Fighting iodine deficiencies in Russia and Ukraine
On October 30-31st, GAIN and UNICEF hosted the CEE-CIS Regional Bread Industry Forum in Lviv, Ukraine. The forum called together Russian and Ukrainian bread producers with public health and control agencies to discuss using iodized salt in mass-produced bread to improve iodine intake.
Presenters shared evidence about iodine deficiency in Russia and Ukraine and its public health consequences, highlighted examples of using iodized salt in bread and resulting decrease in iodine deficiency from other countries, and provided practical information to producers about how they can use iodized salt. Russia and Ukraine have the greatest numbers of people in the CEE-CIS region unprotected from iodine deficiency disorders.
For Russians and Ukrainians, bread is a central part of the diet. Based on the average consumption of bread per day (which is among the highest in Europe), this vehicle could provide about 30% of the population’s daily iodine requirements. While it is legal to use iodized salt in both countries, producers mentioned this involves a complicated and costly administrative process. However, some producers, such as Concern Khlibprom, have already started.
The meeting was a follow up to the 2011 Belgrade Forum, which identified concrete steps to reaching optimal iodine nutrition through strategies focused specifically on using iodized salt in mass staple foods such as bread. Since Belgrade, GAIN and UNICEF have continued to engage with the bread industry in both countries. This meeting focused on applying the principles of corporate social responsibility and use of social marketing to communicate the importance of iodized salt to deliver benefits for both business and consumers.
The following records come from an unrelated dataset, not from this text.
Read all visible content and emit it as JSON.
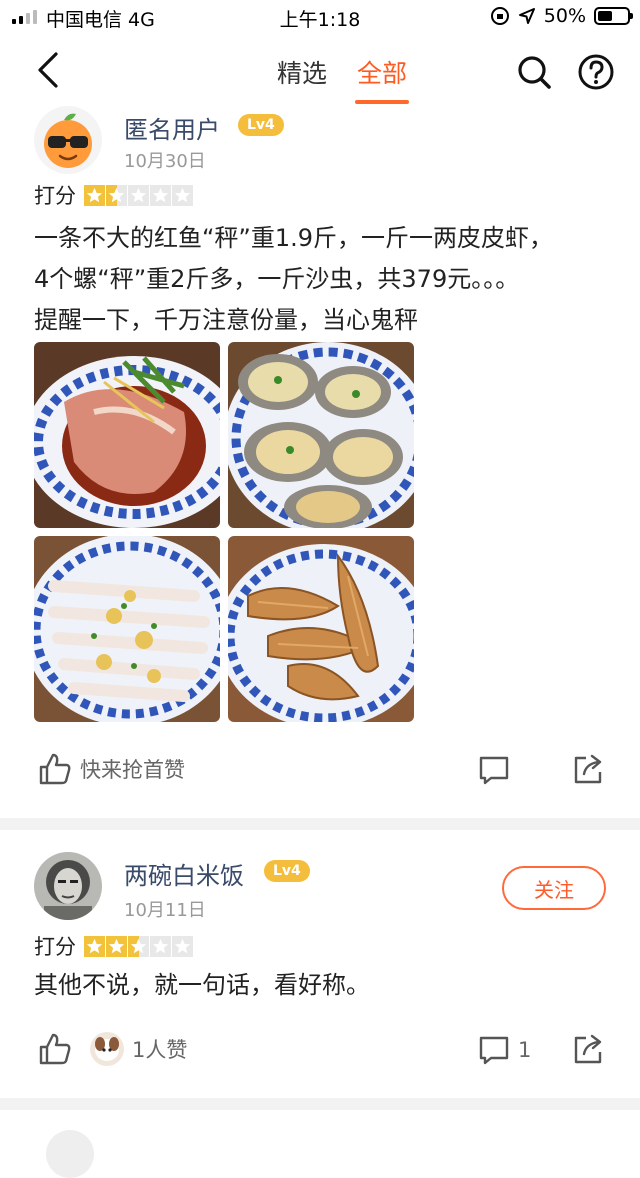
{
  "status_bar": {
    "carrier": "中国电信 4G",
    "time": "上午1:18",
    "battery": "50%",
    "battery_level": 0.5
  },
  "nav": {
    "tabs": [
      {
        "label": "精选",
        "active": false
      },
      {
        "label": "全部",
        "active": true
      }
    ]
  },
  "reviews": [
    {
      "user": "匿名用户",
      "level": "Lv4",
      "date": "10月30日",
      "score_label": "打分",
      "rating": 1.5,
      "text_lines": [
        "一条不大的红鱼“秤”重1.9斤，一斤一两皮皮虾，",
        "4个螺“秤”重2斤多，一斤沙虫，共379元。。。",
        "提醒一下，千万注意份量，当心鬼秤"
      ],
      "photos": [
        "steamed-fish",
        "steamed-shellfish",
        "garlic-sandworm",
        "fried-mantis-shrimp"
      ],
      "like_text": "快来抢首赞"
    },
    {
      "user": "两碗白米饭",
      "level": "Lv4",
      "date": "10月11日",
      "score_label": "打分",
      "rating": 2.5,
      "follow_label": "关注",
      "text_lines": [
        "其他不说，就一句话，看好称。"
      ],
      "like_text": "1人赞",
      "comment_count": "1"
    }
  ],
  "colors": {
    "accent": "#ff5a1f",
    "username": "#3a4a6b",
    "level_badge": "#f4be3c",
    "star": "#f2c23b"
  }
}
Participants in Lviv voiced their willingness to use iodized salt but had concerns about obtaining permissions and challenges associated with declaring iodine content on labels. Follow up steps include closely working with producers while continuing to engage with policymakers and institutions in order to create a supportive enabling environment to move forward.